# TASK ITEM:
Each entry is to be reproduced verbatim, and images are to be omitted.
*** Opening DATASET ENTRIES ***
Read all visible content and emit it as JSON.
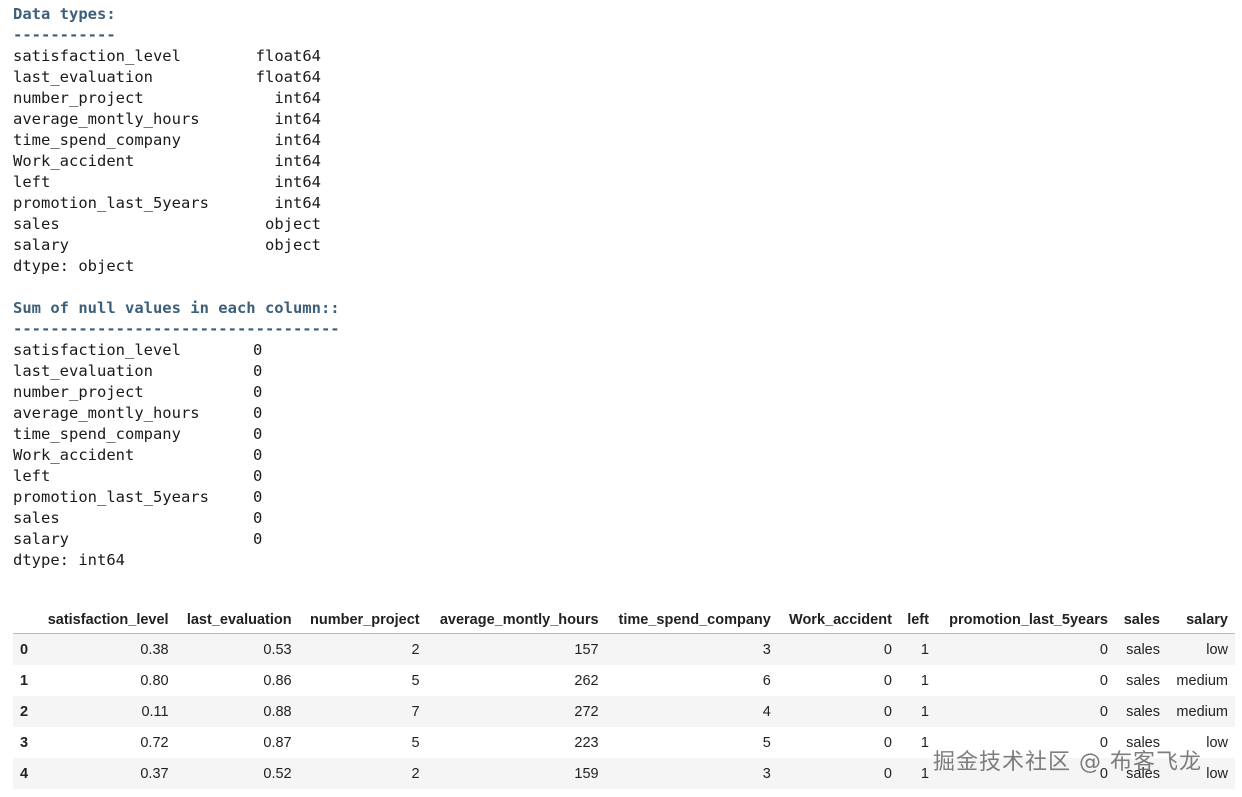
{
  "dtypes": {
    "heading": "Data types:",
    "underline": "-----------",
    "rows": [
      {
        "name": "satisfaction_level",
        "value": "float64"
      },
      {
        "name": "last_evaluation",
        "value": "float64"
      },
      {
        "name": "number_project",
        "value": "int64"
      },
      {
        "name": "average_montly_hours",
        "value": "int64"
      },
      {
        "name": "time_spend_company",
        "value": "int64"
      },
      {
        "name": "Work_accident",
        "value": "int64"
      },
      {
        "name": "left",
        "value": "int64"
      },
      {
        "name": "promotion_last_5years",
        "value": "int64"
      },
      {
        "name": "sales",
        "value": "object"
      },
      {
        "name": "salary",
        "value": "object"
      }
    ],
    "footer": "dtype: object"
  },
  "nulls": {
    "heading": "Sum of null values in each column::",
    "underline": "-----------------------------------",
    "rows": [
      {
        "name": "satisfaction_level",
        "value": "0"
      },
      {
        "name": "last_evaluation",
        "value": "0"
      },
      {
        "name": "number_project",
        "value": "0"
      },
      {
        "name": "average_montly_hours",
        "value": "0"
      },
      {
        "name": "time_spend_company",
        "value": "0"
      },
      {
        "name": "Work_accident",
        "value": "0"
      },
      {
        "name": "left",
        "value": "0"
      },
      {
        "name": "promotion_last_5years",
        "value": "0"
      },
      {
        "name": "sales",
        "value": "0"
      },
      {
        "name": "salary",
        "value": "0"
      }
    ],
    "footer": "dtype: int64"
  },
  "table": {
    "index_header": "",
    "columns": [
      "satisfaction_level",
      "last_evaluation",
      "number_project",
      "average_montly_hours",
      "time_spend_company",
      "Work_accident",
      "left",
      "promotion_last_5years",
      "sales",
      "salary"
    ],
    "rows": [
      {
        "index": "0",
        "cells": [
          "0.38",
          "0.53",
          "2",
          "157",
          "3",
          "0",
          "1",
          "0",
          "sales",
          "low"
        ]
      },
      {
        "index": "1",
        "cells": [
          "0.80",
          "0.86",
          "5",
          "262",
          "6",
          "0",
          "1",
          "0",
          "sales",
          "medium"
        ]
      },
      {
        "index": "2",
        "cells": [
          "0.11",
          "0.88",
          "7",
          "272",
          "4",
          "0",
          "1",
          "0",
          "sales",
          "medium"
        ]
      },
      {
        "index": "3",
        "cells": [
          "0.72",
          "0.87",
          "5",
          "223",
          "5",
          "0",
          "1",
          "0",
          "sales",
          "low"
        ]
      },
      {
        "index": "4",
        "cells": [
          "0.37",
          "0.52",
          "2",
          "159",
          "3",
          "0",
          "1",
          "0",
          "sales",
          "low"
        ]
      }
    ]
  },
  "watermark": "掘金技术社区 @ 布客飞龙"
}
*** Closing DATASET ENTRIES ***
# RESPONSE TO THIS EXERCISE:
Read all visible content and emit it as JSON.
{
  "dtypes": {
    "heading": "Data types:",
    "underline": "-----------",
    "rows": [
      {
        "name": "satisfaction_level",
        "value": "float64"
      },
      {
        "name": "last_evaluation",
        "value": "float64"
      },
      {
        "name": "number_project",
        "value": "int64"
      },
      {
        "name": "average_montly_hours",
        "value": "int64"
      },
      {
        "name": "time_spend_company",
        "value": "int64"
      },
      {
        "name": "Work_accident",
        "value": "int64"
      },
      {
        "name": "left",
        "value": "int64"
      },
      {
        "name": "promotion_last_5years",
        "value": "int64"
      },
      {
        "name": "sales",
        "value": "object"
      },
      {
        "name": "salary",
        "value": "object"
      }
    ],
    "footer": "dtype: object"
  },
  "nulls": {
    "heading": "Sum of null values in each column::",
    "underline": "-----------------------------------",
    "rows": [
      {
        "name": "satisfaction_level",
        "value": "0"
      },
      {
        "name": "last_evaluation",
        "value": "0"
      },
      {
        "name": "number_project",
        "value": "0"
      },
      {
        "name": "average_montly_hours",
        "value": "0"
      },
      {
        "name": "time_spend_company",
        "value": "0"
      },
      {
        "name": "Work_accident",
        "value": "0"
      },
      {
        "name": "left",
        "value": "0"
      },
      {
        "name": "promotion_last_5years",
        "value": "0"
      },
      {
        "name": "sales",
        "value": "0"
      },
      {
        "name": "salary",
        "value": "0"
      }
    ],
    "footer": "dtype: int64"
  },
  "table": {
    "index_header": "",
    "columns": [
      "satisfaction_level",
      "last_evaluation",
      "number_project",
      "average_montly_hours",
      "time_spend_company",
      "Work_accident",
      "left",
      "promotion_last_5years",
      "sales",
      "salary"
    ],
    "rows": [
      {
        "index": "0",
        "cells": [
          "0.38",
          "0.53",
          "2",
          "157",
          "3",
          "0",
          "1",
          "0",
          "sales",
          "low"
        ]
      },
      {
        "index": "1",
        "cells": [
          "0.80",
          "0.86",
          "5",
          "262",
          "6",
          "0",
          "1",
          "0",
          "sales",
          "medium"
        ]
      },
      {
        "index": "2",
        "cells": [
          "0.11",
          "0.88",
          "7",
          "272",
          "4",
          "0",
          "1",
          "0",
          "sales",
          "medium"
        ]
      },
      {
        "index": "3",
        "cells": [
          "0.72",
          "0.87",
          "5",
          "223",
          "5",
          "0",
          "1",
          "0",
          "sales",
          "low"
        ]
      },
      {
        "index": "4",
        "cells": [
          "0.37",
          "0.52",
          "2",
          "159",
          "3",
          "0",
          "1",
          "0",
          "sales",
          "low"
        ]
      }
    ]
  },
  "watermark": "掘金技术社区 @ 布客飞龙"
}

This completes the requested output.